[Stored items from a collection]

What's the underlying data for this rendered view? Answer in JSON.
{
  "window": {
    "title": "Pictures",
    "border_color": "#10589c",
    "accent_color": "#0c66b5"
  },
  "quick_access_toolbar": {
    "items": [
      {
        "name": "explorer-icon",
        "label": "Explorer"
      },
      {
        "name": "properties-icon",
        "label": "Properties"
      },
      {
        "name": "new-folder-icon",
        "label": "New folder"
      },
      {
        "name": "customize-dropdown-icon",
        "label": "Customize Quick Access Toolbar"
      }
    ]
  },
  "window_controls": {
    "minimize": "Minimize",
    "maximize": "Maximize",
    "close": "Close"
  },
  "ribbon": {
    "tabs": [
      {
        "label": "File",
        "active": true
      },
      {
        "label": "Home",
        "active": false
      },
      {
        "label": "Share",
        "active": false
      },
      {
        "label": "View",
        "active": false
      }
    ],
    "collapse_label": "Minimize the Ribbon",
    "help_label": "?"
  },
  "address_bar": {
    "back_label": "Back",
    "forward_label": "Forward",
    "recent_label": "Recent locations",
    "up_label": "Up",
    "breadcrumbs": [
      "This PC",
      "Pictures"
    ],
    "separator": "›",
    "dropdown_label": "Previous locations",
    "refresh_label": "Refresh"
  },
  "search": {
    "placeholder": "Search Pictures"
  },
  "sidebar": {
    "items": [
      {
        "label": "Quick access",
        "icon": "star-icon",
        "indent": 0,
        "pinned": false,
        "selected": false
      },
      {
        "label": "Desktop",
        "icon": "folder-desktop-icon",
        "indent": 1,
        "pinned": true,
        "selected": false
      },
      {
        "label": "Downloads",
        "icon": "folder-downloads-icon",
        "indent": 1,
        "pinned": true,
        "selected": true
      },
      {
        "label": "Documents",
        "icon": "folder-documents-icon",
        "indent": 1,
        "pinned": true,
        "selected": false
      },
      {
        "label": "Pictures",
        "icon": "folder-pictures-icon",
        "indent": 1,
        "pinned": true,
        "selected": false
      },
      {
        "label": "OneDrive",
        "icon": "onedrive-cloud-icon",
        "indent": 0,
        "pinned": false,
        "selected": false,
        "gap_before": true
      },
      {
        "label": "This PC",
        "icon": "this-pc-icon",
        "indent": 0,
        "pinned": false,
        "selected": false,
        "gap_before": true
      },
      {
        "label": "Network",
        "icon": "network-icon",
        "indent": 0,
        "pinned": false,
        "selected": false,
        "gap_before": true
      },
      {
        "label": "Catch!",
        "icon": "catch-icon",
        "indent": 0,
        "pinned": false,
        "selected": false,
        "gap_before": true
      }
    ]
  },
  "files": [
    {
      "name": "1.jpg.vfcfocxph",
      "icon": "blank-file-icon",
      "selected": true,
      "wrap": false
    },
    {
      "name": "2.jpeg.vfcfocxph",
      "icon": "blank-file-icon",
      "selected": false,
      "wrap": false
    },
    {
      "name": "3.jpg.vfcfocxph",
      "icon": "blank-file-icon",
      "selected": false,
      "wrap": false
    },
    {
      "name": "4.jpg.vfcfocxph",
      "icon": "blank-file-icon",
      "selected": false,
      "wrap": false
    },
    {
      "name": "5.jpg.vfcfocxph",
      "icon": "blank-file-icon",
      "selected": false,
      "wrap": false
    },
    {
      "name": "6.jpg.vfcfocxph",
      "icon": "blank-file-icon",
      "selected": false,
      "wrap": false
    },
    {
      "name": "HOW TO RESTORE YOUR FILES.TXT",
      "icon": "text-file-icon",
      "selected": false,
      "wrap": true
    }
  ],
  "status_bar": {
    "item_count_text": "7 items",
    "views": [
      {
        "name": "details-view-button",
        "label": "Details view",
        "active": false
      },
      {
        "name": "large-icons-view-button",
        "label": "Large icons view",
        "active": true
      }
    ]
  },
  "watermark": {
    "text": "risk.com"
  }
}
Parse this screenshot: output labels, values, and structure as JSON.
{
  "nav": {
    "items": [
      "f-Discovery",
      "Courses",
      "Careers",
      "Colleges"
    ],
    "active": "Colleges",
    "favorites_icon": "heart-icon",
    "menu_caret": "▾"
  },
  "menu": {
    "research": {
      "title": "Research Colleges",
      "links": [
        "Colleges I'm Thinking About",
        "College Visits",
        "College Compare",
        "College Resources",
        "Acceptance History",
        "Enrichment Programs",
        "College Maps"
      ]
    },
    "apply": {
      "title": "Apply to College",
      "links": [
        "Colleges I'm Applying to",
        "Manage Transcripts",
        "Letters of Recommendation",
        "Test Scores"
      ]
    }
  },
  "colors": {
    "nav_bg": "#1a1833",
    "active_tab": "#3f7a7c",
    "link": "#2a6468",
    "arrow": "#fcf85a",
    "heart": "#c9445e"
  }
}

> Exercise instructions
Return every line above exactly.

> Output of the task
What's the underlying data for this rendered view? Answer in JSON.
{
  "window": {
    "title": "Pictures",
    "border_color": "#10589c",
    "accent_color": "#0c66b5"
  },
  "quick_access_toolbar": {
    "items": [
      {
        "name": "explorer-icon",
        "label": "Explorer"
      },
      {
        "name": "properties-icon",
        "label": "Properties"
      },
      {
        "name": "new-folder-icon",
        "label": "New folder"
      },
      {
        "name": "customize-dropdown-icon",
        "label": "Customize Quick Access Toolbar"
      }
    ]
  },
  "window_controls": {
    "minimize": "Minimize",
    "maximize": "Maximize",
    "close": "Close"
  },
  "ribbon": {
    "tabs": [
      {
        "label": "File",
        "active": true
      },
      {
        "label": "Home",
        "active": false
      },
      {
        "label": "Share",
        "active": false
      },
      {
        "label": "View",
        "active": false
      }
    ],
    "collapse_label": "Minimize the Ribbon",
    "help_label": "?"
  },
  "address_bar": {
    "back_label": "Back",
    "forward_label": "Forward",
    "recent_label": "Recent locations",
    "up_label": "Up",
    "breadcrumbs": [
      "This PC",
      "Pictures"
    ],
    "separator": "›",
    "dropdown_label": "Previous locations",
    "refresh_label": "Refresh"
  },
  "search": {
    "placeholder": "Search Pictures"
  },
  "sidebar": {
    "items": [
      {
        "label": "Quick access",
        "icon": "star-icon",
        "indent": 0,
        "pinned": false,
        "selected": false
      },
      {
        "label": "Desktop",
        "icon": "folder-desktop-icon",
        "indent": 1,
        "pinned": true,
        "selected": false
      },
      {
        "label": "Downloads",
        "icon": "folder-downloads-icon",
        "indent": 1,
        "pinned": true,
        "selected": true
      },
      {
        "label": "Documents",
        "icon": "folder-documents-icon",
        "indent": 1,
        "pinned": true,
        "selected": false
      },
      {
        "label": "Pictures",
        "icon": "folder-pictures-icon",
        "indent": 1,
        "pinned": true,
        "selected": false
      },
      {
        "label": "OneDrive",
        "icon": "onedrive-cloud-icon",
        "indent": 0,
        "pinned": false,
        "selected": false,
        "gap_before": true
      },
      {
        "label": "This PC",
        "icon": "this-pc-icon",
        "indent": 0,
        "pinned": false,
        "selected": false,
        "gap_before": true
      },
      {
        "label": "Network",
        "icon": "network-icon",
        "indent": 0,
        "pinned": false,
        "selected": false,
        "gap_before": true
      },
      {
        "label": "Catch!",
        "icon": "catch-icon",
        "indent": 0,
        "pinned": false,
        "selected": false,
        "gap_before": true
      }
    ]
  },
  "files": [
    {
      "name": "1.jpg.vfcfocxph",
      "icon": "blank-file-icon",
      "selected": true,
      "wrap": false
    },
    {
      "name": "2.jpeg.vfcfocxph",
      "icon": "blank-file-icon",
      "selected": false,
      "wrap": false
    },
    {
      "name": "3.jpg.vfcfocxph",
      "icon": "blank-file-icon",
      "selected": false,
      "wrap": false
    },
    {
      "name": "4.jpg.vfcfocxph",
      "icon": "blank-file-icon",
      "selected": false,
      "wrap": false
    },
    {
      "name": "5.jpg.vfcfocxph",
      "icon": "blank-file-icon",
      "selected": false,
      "wrap": false
    },
    {
      "name": "6.jpg.vfcfocxph",
      "icon": "blank-file-icon",
      "selected": false,
      "wrap": false
    },
    {
      "name": "HOW TO RESTORE YOUR FILES.TXT",
      "icon": "text-file-icon",
      "selected": false,
      "wrap": true
    }
  ],
  "status_bar": {
    "item_count_text": "7 items",
    "views": [
      {
        "name": "details-view-button",
        "label": "Details view",
        "active": false
      },
      {
        "name": "large-icons-view-button",
        "label": "Large icons view",
        "active": true
      }
    ]
  },
  "watermark": {
    "text": "risk.com"
  }
}
Parse this screenshot: output labels, values, and structure as JSON.
{
  "nav": {
    "items": [
      "f-Discovery",
      "Courses",
      "Careers",
      "Colleges"
    ],
    "active": "Colleges",
    "favorites_icon": "heart-icon",
    "menu_caret": "▾"
  },
  "menu": {
    "research": {
      "title": "Research Colleges",
      "links": [
        "Colleges I'm Thinking About",
        "College Visits",
        "College Compare",
        "College Resources",
        "Acceptance History",
        "Enrichment Programs",
        "College Maps"
      ]
    },
    "apply": {
      "title": "Apply to College",
      "links": [
        "Colleges I'm Applying to",
        "Manage Transcripts",
        "Letters of Recommendation",
        "Test Scores"
      ]
    }
  },
  "colors": {
    "nav_bg": "#1a1833",
    "active_tab": "#3f7a7c",
    "link": "#2a6468",
    "arrow": "#fcf85a",
    "heart": "#c9445e"
  }
}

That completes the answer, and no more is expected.